Food Obsessed: Resources for National Eating Disorders Awareness Week

Our relationship to food can be complicated. Sometimes in our struggle to love, accept, and nourish our bodies, we end up in a crisis. The last week of February was declared, opens a new window National Eating Disorders Awareness Week to bring attention and love to those who struggle with body dissatisfaction and fixation on food or exercise. 

Media depictions of what an “ideal body” should look like have affected many of us, myself included. When I don’t live up to these impossible standards, I feel more guilt and anxiety. My relatives and friends comment on my weight gains or losses and complain about their own changing bodies, adding to that guilt and anxiety. Our society is so focused on body size that the diet industry was a $78 billion dollar industry in 2019, opens a new window

The number of eating disorders has increased during the pandemic., opens a new window Stress can cause or exacerbate eating disorders and there has been no shortage of stress in the last couple of years. 

There is no “bad food.” The important thing to remember is that food is for nourishment and strength. We need it to survive and thrive. For more info about eating disorders check out the National Alliance for Eating Disorders  or the National Eating Disorders Association.

The growing movement to try to erase and prevent the shame and negativity that we feel about our bodies and eating is called the body positivity movement. Check out some of the books in our collection that share a message of positivity and acceptance of our bodies in all their many beautiful shapes.  

The Body Is Not an Apology

The Body Image Book for Girls

F*ck your Diet

Every Body Shines

Body Talk

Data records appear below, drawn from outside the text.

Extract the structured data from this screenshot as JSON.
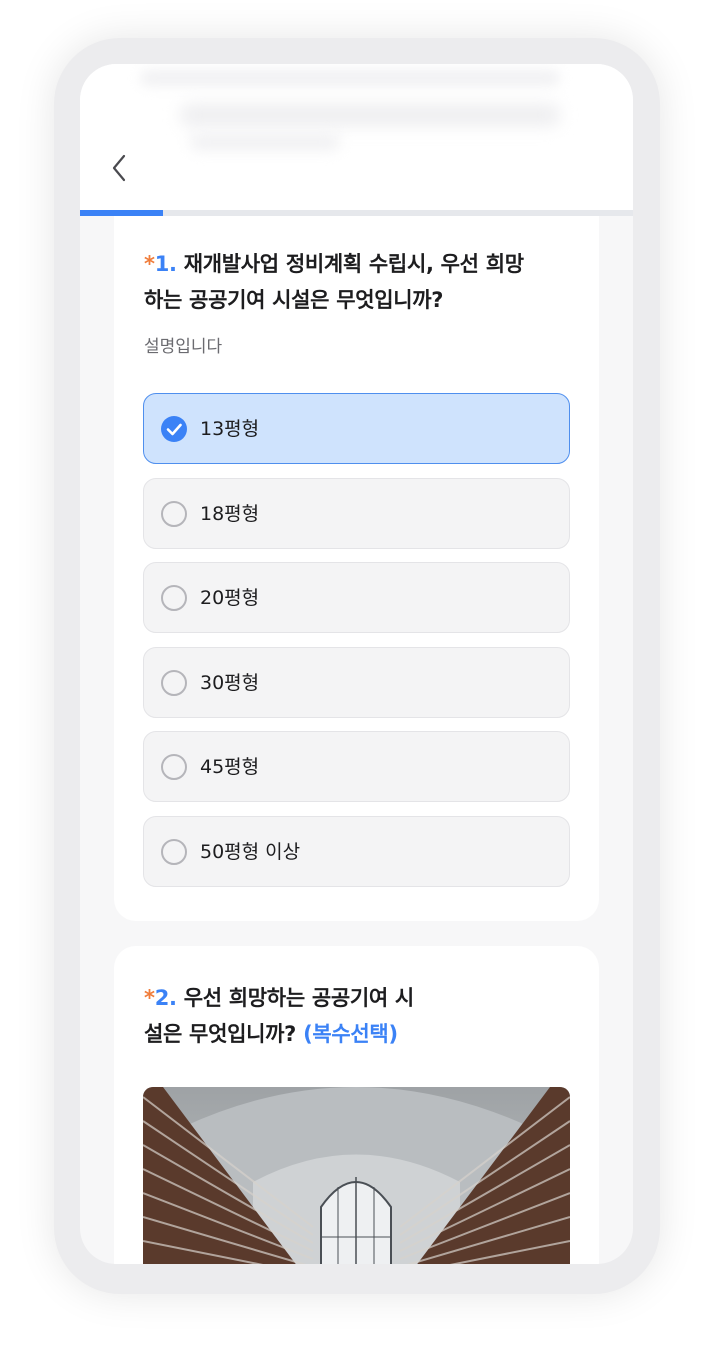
{
  "progress": {
    "fraction": 0.15
  },
  "question1": {
    "required_mark": "*",
    "number": "1.",
    "title_line1": "재개발사업 정비계획 수립시, 우선 희망",
    "title_line2": "하는 공공기여 시설은 무엇입니까?",
    "description": "설명입니다",
    "options": [
      {
        "label": "13평형",
        "selected": true
      },
      {
        "label": "18평형",
        "selected": false
      },
      {
        "label": "20평형",
        "selected": false
      },
      {
        "label": "30평형",
        "selected": false
      },
      {
        "label": "45평형",
        "selected": false
      },
      {
        "label": "50평형 이상",
        "selected": false
      }
    ]
  },
  "question2": {
    "required_mark": "*",
    "number": "2.",
    "title_line1": "우선 희망하는 공공기여 시",
    "title_line2": "설은 무엇입니까?",
    "multi_label": "(복수선택)"
  },
  "colors": {
    "accent": "#3b82f6",
    "required": "#f07d3b",
    "selected_bg": "#cfe3fd"
  },
  "icons": {
    "back": "chevron-left-icon",
    "checked": "check-circle-icon",
    "unchecked": "radio-empty-icon"
  }
}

We've also got plenty of books about self-love to round out this love-centric month. 

You Are Your Best Thing

The Self-Love Experiment

Good Morning, I Love You

The Self-Love Revolution